TOKYO — WHAT’S NEW: Absolutely everything. Skateboarding is one of four sports making their Olympic debuts at the Tokyo Games, along with karate, surfing and sport climbing. As was the case when its winter sports cousin, snowboarding, joined the Olympic program in 1998, some skateboarders fear the sport is selling out. But the Olympic spotlight will introduce skating to a huge global audience and, as proved true in snowboarding, likely attract more kids to skating and encourage them to push the sport and their daredevil tricks forward.
TOKYO EXPECTATIONS: For their inaugural Olympic competition, the 40 men and 40 women have a custom-built skate park on the shores of Tokyo Bay to play with. They’ll be chasing medals in two events: park, where they skate in a bowl, and street, where they navigate stairs, rails, curbs and other urban furniture. Skateboarding will have one of the largest age-spectrums of the games, with competitors ranging from pre-teens to middle age.
ATHLETES TO WATCH: Host Japan will be looking for medals in the women’s park competition from the top-ranked Misugu Okamoto and Sakura Yosozumi, as well as 12-year-old Kokona Hiraki. British phenom Sky Brown, who’ll just have turned 13, will be trying to stop them. With no-fear stunts and polished messaging that age is irrelevant, Brown already has a rich portfolio of sponsors and social media accounts. She is back from a terrifying fall last year – video of which was posted on an Instagram account managed by her parents.
GOLD MEDAL MOMENTS: The street contests are in the first week, with the men competing on July 25, followed the next day by the women.
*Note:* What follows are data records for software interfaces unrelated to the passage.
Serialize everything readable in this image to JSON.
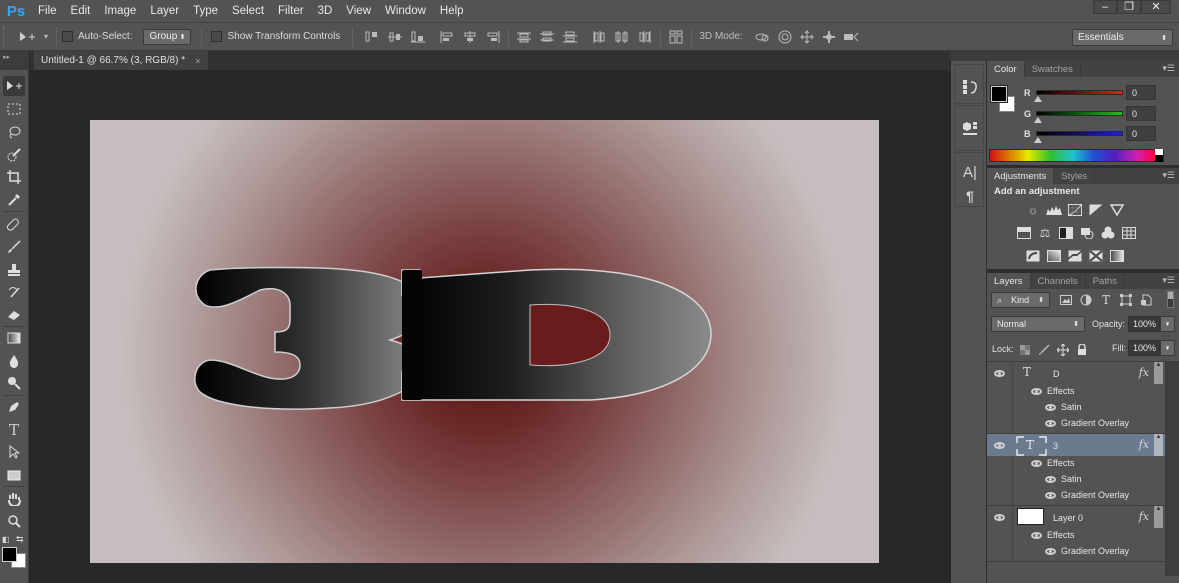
{
  "app": {
    "logo": "Ps",
    "menu": [
      "File",
      "Edit",
      "Image",
      "Layer",
      "Type",
      "Select",
      "Filter",
      "3D",
      "View",
      "Window",
      "Help"
    ],
    "window_controls": {
      "minimize": "–",
      "restore": "❐",
      "close": "✕"
    }
  },
  "options_bar": {
    "auto_select_label": "Auto-Select:",
    "auto_select_checked": false,
    "auto_select_target": "Group",
    "show_transform_label": "Show Transform Controls",
    "show_transform_checked": false,
    "align_icons": [
      "align-top-edges-icon",
      "align-vertical-centers-icon",
      "align-bottom-edges-icon",
      "align-left-edges-icon",
      "align-horizontal-centers-icon",
      "align-right-edges-icon"
    ],
    "distribute_icons": [
      "distribute-top-icon",
      "distribute-vertical-centers-icon",
      "distribute-bottom-icon",
      "distribute-left-icon",
      "distribute-horizontal-centers-icon",
      "distribute-right-icon"
    ],
    "auto_align_icon": "auto-align-layers-icon",
    "mode_label": "3D Mode:",
    "mode_icons": [
      "3d-orbit-icon",
      "3d-roll-icon",
      "3d-drag-icon",
      "3d-slide-icon",
      "3d-scale-icon"
    ],
    "workspace": "Essentials"
  },
  "document": {
    "tab_title": "Untitled-1 @ 66.7% (3, RGB/8) *",
    "tab_close": "×",
    "canvas_text": "3D"
  },
  "tools": [
    "move-tool",
    "marquee-tool",
    "lasso-tool",
    "quick-selection-tool",
    "crop-tool",
    "eyedropper-tool",
    "spot-healing-tool",
    "brush-tool",
    "clone-stamp-tool",
    "history-brush-tool",
    "eraser-tool",
    "gradient-tool",
    "blur-tool",
    "dodge-tool",
    "pen-tool",
    "type-tool",
    "path-selection-tool",
    "rectangle-tool",
    "hand-tool",
    "zoom-tool"
  ],
  "colors": {
    "foreground": "#000000",
    "background": "#ffffff",
    "accent_selected_layer": "#6c7a8f"
  },
  "color_panel": {
    "tabs": [
      "Color",
      "Swatches"
    ],
    "active_tab": "Color",
    "channels": [
      {
        "label": "R",
        "value": "0",
        "color": "#e02020"
      },
      {
        "label": "G",
        "value": "0",
        "color": "#20c020"
      },
      {
        "label": "B",
        "value": "0",
        "color": "#2020d0"
      }
    ]
  },
  "adjustments_panel": {
    "tabs": [
      "Adjustments",
      "Styles"
    ],
    "active_tab": "Adjustments",
    "heading": "Add an adjustment",
    "rows": [
      [
        "brightness-contrast-icon",
        "levels-icon",
        "curves-icon",
        "exposure-icon",
        "vibrance-icon"
      ],
      [
        "hue-saturation-icon",
        "color-balance-icon",
        "black-white-icon",
        "photo-filter-icon",
        "channel-mixer-icon",
        "color-lookup-icon"
      ],
      [
        "invert-icon",
        "posterize-icon",
        "threshold-icon",
        "selective-color-icon",
        "gradient-map-icon"
      ]
    ]
  },
  "layers_panel": {
    "tabs": [
      "Layers",
      "Channels",
      "Paths"
    ],
    "active_tab": "Layers",
    "filter_kind": "Kind",
    "blend_mode": "Normal",
    "opacity_label": "Opacity:",
    "opacity": "100%",
    "lock_label": "Lock:",
    "fill_label": "Fill:",
    "fill": "100%",
    "layers": [
      {
        "name": "D",
        "type": "text",
        "selected": false,
        "fx": "fx",
        "effects_label": "Effects",
        "effects": [
          "Satin",
          "Gradient Overlay"
        ]
      },
      {
        "name": "3",
        "type": "text",
        "selected": true,
        "fx": "fx",
        "effects_label": "Effects",
        "effects": [
          "Satin",
          "Gradient Overlay"
        ]
      },
      {
        "name": "Layer 0",
        "type": "pixel",
        "selected": false,
        "fx": "fx",
        "effects_label": "Effects",
        "effects": [
          "Gradient Overlay"
        ]
      }
    ]
  }
}
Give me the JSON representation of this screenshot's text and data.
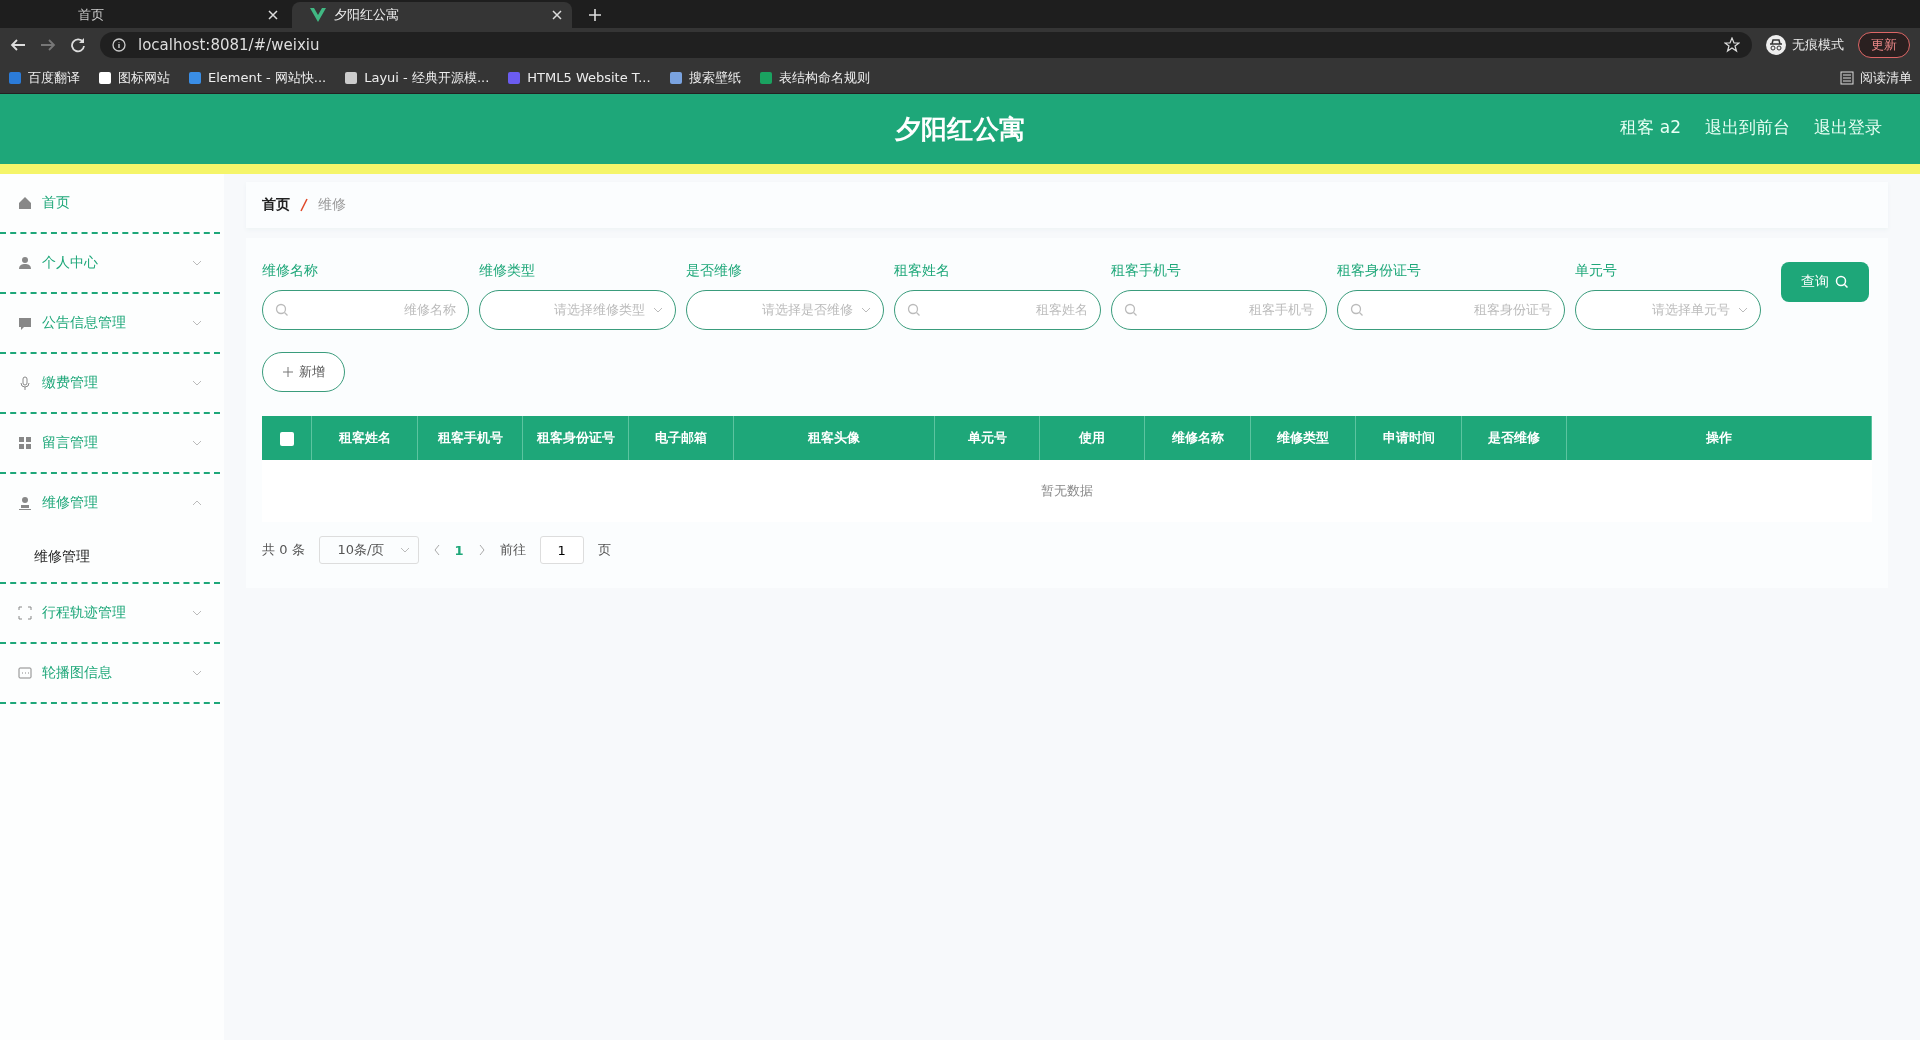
{
  "browser": {
    "tabs": [
      {
        "title": "首页",
        "selected": false
      },
      {
        "title": "夕阳红公寓",
        "selected": true
      }
    ],
    "url": "localhost:8081/#/weixiu",
    "incognito": "无痕模式",
    "update": "更新",
    "bookmarks": [
      "百度翻译",
      "图标网站",
      "Element - 网站快...",
      "Layui - 经典开源模...",
      "HTML5 Website T...",
      "搜索壁纸",
      "表结构命名规则"
    ],
    "reading_list": "阅读清单"
  },
  "header": {
    "title": "夕阳红公寓",
    "links": [
      "租客 a2",
      "退出到前台",
      "退出登录"
    ]
  },
  "sidebar": {
    "items": [
      {
        "label": "首页"
      },
      {
        "label": "个人中心",
        "expanded": false
      },
      {
        "label": "公告信息管理",
        "expanded": false
      },
      {
        "label": "缴费管理",
        "expanded": false
      },
      {
        "label": "留言管理",
        "expanded": false
      },
      {
        "label": "维修管理",
        "expanded": true,
        "children": [
          {
            "label": "维修管理"
          }
        ]
      },
      {
        "label": "行程轨迹管理",
        "expanded": false
      },
      {
        "label": "轮播图信息",
        "expanded": false
      }
    ]
  },
  "breadcrumb": [
    "首页",
    "维修"
  ],
  "filters": [
    {
      "kind": "text",
      "label": "维修名称",
      "placeholder": "维修名称"
    },
    {
      "kind": "select",
      "label": "维修类型",
      "placeholder": "请选择维修类型"
    },
    {
      "kind": "select",
      "label": "是否维修",
      "placeholder": "请选择是否维修"
    },
    {
      "kind": "text",
      "label": "租客姓名",
      "placeholder": "租客姓名"
    },
    {
      "kind": "text",
      "label": "租客手机号",
      "placeholder": "租客手机号"
    },
    {
      "kind": "text",
      "label": "租客身份证号",
      "placeholder": "租客身份证号"
    },
    {
      "kind": "select",
      "label": "单元号",
      "placeholder": "请选择单元号"
    }
  ],
  "query_button": "查询",
  "add_button": "新增",
  "table": {
    "select_all": {
      "checked": false
    },
    "columns": [
      "租客姓名",
      "租客手机号",
      "租客身份证号",
      "电子邮箱",
      "租客头像",
      "单元号",
      "使用",
      "维修名称",
      "维修类型",
      "申请时间",
      "是否维修",
      "操作"
    ],
    "empty_text": "暂无数据"
  },
  "pagination": {
    "total": "共 0 条",
    "page_size": "10条/页",
    "pages": [
      {
        "label": "1",
        "selected": true
      }
    ],
    "goto_label": "前往",
    "goto_value": "1",
    "goto_suffix": "页"
  }
}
The park events round out week two, with the women’s competition on Aug. 4, with the men dropping into the bowl the next day.